### RECORDS FOR PROCESSING
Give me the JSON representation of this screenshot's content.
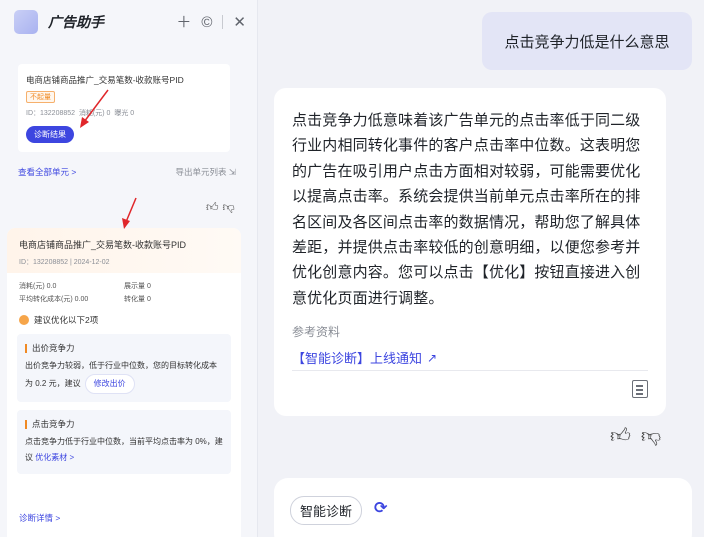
{
  "app": {
    "title": "广告助手"
  },
  "toolbar": {
    "add_icon": "plus-icon",
    "history_icon": "history-icon",
    "close_icon": "close-icon"
  },
  "card1": {
    "name": "电商店铺商品推广_交易笔数-收款账号PID",
    "badge": "不起量",
    "id_text": "ID：132208852",
    "cost_label": "消耗(元) 0",
    "exposure_label": "曝光 0",
    "button": "诊断结果"
  },
  "links": {
    "view_all": "查看全部单元 >",
    "export": "导出单元列表"
  },
  "card2": {
    "name": "电商店铺商品推广_交易笔数-收款账号PID",
    "id_date": "ID：132208852 | 2024-12-02",
    "stats": [
      "消耗(元) 0.0",
      "展示量 0",
      "平均转化成本(元) 0.00",
      "转化量 0"
    ],
    "suggest": "建议优化以下2项",
    "blocks": [
      {
        "title": "出价竞争力",
        "text": "出价竞争力较弱，低于行业中位数，您的目标转化成本为 0.2 元，建议",
        "action": "修改出价"
      },
      {
        "title": "点击竞争力",
        "text": "点击竞争力低于行业中位数，当前平均点击率为 0%，建议",
        "action": "优化素材 >"
      }
    ],
    "detail_link": "诊断详情 >"
  },
  "chat": {
    "question": "点击竞争力低是什么意思",
    "answer": "点击竞争力低意味着该广告单元的点击率低于同二级行业内相同转化事件的客户点击率中位数。这表明您的广告在吸引用户点击方面相对较弱，可能需要优化以提高点击率。系统会提供当前单元点击率所在的排名区间及各区间点击率的数据情况，帮助您了解具体差距，并提供点击率较低的创意明细，以便您参考并优化创意内容。您可以点击【优化】按钮直接进入创意优化页面进行调整。",
    "ref_label": "参考资料",
    "ref_link": "【智能诊断】上线通知"
  },
  "composer": {
    "tool_chip": "智能诊断"
  },
  "colors": {
    "accent": "#3d46e0",
    "warning": "#f08a24",
    "annotation_arrow": "#e0262a"
  }
}
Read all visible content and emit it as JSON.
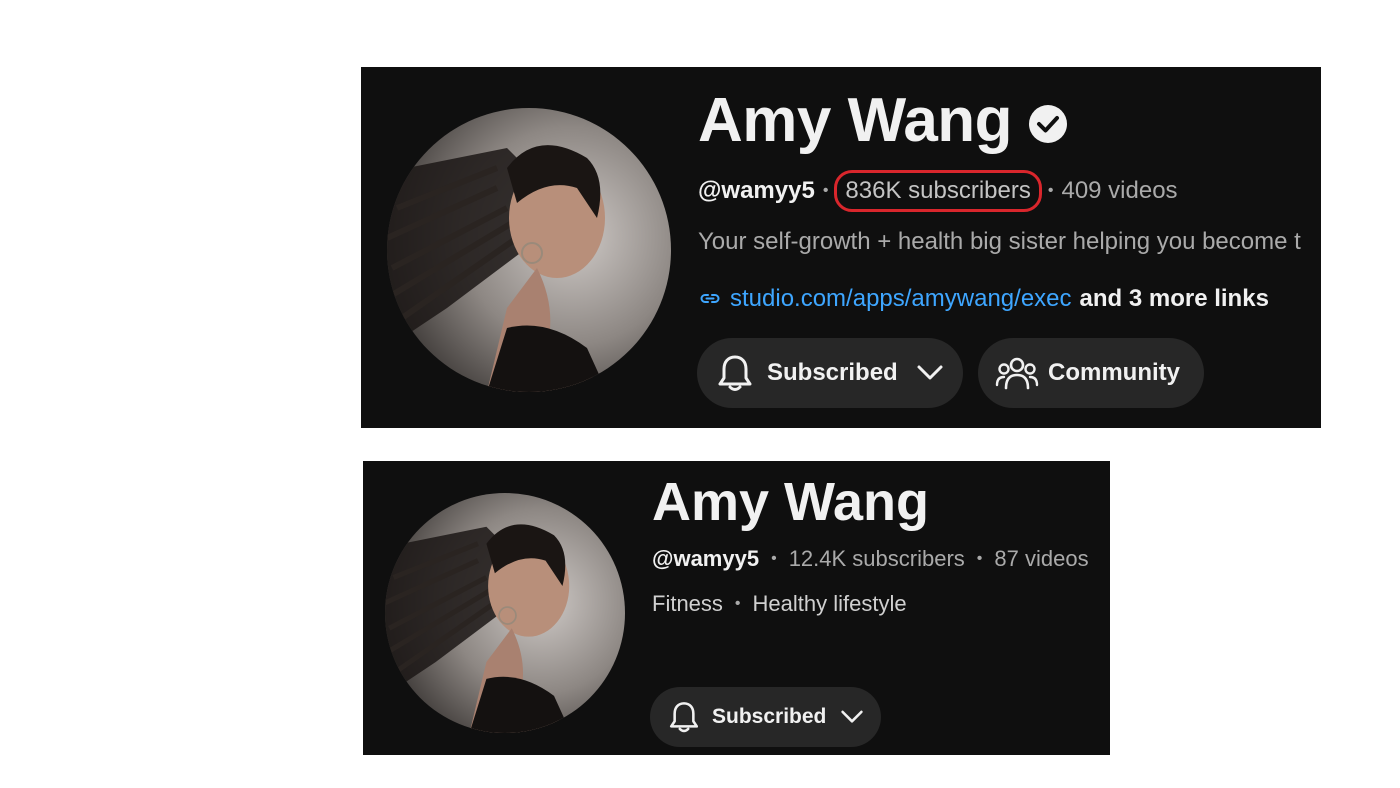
{
  "card_large": {
    "channel_name": "Amy Wang",
    "verified_icon": "verified-check-icon",
    "handle": "@wamyy5",
    "subscribers": "836K subscribers",
    "subscribers_highlight_color": "#d9262c",
    "videos": "409 videos",
    "description": "Your self-growth + health big sister helping you become t",
    "link_text": "studio.com/apps/amywang/exec",
    "more_links": "and 3 more links",
    "subscribe_button_label": "Subscribed",
    "community_button_label": "Community"
  },
  "card_small": {
    "channel_name": "Amy Wang",
    "handle": "@wamyy5",
    "subscribers": "12.4K subscribers",
    "videos": "87 videos",
    "tag_1": "Fitness",
    "tag_2": "Healthy lifestyle",
    "subscribe_button_label": "Subscribed"
  },
  "colors": {
    "card_background": "#0f0f0f",
    "link_blue": "#3ea6ff",
    "button_background": "#272727"
  }
}
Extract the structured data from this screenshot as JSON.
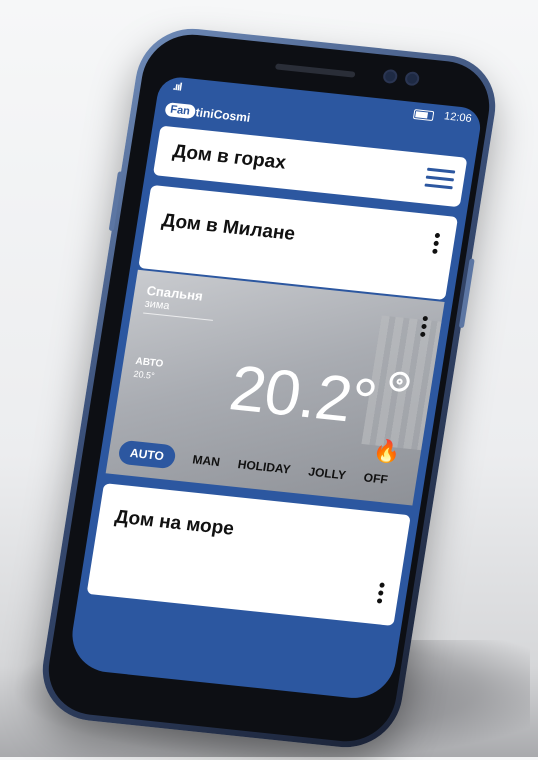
{
  "status_bar": {
    "signal": ".ııl",
    "time": "12:06"
  },
  "brand": {
    "badge": "Fan",
    "name": "tiniCosmi"
  },
  "homes": [
    {
      "title": "Дом в горах"
    },
    {
      "title": "Дом в Милане"
    },
    {
      "title": "Дом на море"
    }
  ],
  "room": {
    "name": "Спальня",
    "season": "зима",
    "mode_label": "АВТО",
    "setpoint": "20.5°",
    "temperature": "20.2°"
  },
  "modes": [
    "AUTO",
    "MAN",
    "HOLIDAY",
    "JOLLY",
    "OFF"
  ],
  "active_mode": "AUTO",
  "colors": {
    "accent": "#2c57a0",
    "frame": "#5c76a3"
  }
}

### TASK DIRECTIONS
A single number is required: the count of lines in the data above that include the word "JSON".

### SOLUTION TO THE EXERCISE
3